Write out every line below that contains "version".

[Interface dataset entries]
== == ==

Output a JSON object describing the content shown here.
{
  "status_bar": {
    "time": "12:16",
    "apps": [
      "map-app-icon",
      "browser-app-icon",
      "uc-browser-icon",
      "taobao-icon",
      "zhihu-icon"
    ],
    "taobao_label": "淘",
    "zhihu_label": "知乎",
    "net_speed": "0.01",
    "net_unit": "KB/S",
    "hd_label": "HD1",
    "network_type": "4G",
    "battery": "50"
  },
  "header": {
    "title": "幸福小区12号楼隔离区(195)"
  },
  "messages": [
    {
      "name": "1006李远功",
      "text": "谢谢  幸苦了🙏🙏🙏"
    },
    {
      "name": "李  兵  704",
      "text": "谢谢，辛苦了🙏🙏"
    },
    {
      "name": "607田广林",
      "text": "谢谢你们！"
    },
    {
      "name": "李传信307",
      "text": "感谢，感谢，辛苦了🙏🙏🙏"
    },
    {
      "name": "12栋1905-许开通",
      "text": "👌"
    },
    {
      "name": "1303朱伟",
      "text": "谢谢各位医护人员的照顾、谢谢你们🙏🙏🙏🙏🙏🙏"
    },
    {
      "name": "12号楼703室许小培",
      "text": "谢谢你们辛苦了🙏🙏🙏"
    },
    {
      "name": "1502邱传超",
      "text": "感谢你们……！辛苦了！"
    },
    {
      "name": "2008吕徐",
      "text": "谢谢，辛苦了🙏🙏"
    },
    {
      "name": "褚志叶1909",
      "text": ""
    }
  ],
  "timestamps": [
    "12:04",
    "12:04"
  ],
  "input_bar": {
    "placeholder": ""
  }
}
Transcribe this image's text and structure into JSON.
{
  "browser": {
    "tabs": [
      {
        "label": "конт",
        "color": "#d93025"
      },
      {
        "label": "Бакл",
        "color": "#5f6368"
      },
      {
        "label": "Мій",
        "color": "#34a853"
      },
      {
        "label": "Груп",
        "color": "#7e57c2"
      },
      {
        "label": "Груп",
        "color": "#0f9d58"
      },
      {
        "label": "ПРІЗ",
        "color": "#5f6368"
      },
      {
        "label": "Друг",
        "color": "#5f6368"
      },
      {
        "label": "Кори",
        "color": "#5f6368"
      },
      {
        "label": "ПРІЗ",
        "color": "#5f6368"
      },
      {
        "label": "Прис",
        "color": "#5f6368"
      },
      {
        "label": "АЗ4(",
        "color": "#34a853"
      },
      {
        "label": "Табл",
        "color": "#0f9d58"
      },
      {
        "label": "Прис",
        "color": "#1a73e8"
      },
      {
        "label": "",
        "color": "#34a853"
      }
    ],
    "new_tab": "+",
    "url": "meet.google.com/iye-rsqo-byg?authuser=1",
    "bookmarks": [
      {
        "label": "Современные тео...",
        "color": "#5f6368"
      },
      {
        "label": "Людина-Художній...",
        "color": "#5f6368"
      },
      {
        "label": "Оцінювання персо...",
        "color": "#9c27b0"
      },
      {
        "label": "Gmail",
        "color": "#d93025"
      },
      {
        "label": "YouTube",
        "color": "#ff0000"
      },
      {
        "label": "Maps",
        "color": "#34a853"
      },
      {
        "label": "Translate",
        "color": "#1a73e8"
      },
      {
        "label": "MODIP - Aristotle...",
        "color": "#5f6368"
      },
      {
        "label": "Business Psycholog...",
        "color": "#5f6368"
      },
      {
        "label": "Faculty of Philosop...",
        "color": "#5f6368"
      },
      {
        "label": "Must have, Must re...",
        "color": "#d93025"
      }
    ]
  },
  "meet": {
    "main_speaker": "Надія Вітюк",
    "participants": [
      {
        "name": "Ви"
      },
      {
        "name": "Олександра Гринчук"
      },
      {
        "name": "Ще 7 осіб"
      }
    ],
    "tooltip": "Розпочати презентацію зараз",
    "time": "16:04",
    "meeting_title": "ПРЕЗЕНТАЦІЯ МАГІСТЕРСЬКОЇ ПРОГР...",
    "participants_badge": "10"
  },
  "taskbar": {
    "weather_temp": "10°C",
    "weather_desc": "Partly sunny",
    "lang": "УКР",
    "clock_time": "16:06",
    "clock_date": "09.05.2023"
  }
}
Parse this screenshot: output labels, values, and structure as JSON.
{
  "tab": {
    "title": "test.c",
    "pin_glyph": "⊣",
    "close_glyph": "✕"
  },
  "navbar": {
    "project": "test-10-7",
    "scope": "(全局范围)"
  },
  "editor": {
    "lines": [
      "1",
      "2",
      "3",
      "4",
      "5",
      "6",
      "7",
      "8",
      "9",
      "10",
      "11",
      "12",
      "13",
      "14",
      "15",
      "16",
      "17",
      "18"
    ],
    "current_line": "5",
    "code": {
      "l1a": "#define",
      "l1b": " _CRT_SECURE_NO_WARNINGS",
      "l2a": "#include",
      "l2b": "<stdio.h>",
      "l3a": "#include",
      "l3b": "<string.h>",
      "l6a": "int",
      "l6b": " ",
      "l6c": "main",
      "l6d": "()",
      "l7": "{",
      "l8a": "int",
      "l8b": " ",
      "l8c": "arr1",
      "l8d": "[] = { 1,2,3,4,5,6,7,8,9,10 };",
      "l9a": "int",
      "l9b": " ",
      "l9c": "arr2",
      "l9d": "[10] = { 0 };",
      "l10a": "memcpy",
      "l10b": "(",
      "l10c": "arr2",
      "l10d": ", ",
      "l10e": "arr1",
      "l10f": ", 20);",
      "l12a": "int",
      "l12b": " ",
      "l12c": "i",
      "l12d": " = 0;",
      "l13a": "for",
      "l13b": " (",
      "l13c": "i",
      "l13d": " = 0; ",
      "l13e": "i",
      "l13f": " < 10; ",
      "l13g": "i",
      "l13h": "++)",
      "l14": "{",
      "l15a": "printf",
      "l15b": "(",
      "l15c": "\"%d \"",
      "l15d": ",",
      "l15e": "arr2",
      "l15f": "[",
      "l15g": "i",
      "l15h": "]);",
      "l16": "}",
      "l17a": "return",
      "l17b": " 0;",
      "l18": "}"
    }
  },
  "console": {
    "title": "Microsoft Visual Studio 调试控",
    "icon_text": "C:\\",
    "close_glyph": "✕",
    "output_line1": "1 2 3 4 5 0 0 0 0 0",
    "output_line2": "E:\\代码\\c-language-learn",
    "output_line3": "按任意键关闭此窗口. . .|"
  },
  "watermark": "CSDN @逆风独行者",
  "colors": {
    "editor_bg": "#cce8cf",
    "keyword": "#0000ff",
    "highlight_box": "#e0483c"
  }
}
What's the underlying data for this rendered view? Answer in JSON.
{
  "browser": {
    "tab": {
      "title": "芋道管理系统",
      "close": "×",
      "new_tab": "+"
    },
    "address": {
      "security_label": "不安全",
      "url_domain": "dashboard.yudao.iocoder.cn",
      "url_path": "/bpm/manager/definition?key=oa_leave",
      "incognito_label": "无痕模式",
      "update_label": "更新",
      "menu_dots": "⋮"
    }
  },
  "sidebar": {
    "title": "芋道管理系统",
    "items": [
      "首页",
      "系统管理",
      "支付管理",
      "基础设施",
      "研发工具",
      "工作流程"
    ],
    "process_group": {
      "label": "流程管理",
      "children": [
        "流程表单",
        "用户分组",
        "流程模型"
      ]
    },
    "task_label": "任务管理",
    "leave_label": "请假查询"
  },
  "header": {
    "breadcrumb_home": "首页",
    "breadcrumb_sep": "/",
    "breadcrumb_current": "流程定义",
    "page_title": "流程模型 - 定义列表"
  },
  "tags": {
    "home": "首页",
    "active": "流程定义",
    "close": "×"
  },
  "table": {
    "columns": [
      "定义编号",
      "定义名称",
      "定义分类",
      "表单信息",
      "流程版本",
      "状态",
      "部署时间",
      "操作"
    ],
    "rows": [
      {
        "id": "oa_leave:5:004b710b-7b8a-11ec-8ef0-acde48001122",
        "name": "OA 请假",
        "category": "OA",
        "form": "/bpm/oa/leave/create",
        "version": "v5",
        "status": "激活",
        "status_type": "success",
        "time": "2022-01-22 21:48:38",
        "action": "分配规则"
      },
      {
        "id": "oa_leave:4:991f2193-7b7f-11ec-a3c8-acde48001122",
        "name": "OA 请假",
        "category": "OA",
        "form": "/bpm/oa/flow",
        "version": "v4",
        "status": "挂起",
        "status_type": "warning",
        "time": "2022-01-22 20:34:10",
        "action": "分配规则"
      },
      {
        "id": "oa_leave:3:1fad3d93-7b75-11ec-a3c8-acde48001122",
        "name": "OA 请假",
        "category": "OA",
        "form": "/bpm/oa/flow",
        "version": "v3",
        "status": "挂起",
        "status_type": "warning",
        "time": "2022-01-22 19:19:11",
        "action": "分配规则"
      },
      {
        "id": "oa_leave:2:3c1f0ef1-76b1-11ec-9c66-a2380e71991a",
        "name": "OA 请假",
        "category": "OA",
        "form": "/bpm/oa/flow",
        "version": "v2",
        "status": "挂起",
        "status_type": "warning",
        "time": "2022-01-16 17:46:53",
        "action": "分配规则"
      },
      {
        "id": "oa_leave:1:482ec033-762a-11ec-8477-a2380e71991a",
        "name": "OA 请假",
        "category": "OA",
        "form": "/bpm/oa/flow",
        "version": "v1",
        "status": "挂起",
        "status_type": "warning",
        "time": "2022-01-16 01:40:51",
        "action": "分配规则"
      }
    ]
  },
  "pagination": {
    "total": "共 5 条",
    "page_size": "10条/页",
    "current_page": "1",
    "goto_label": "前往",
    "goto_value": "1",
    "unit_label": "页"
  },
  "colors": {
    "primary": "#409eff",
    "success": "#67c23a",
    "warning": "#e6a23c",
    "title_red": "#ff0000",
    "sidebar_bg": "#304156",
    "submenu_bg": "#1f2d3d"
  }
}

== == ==

> [Written response]:
        "version": "v5",
        "version": "v4",
        "version": "v3",
        "version": "v2",
        "version": "v1",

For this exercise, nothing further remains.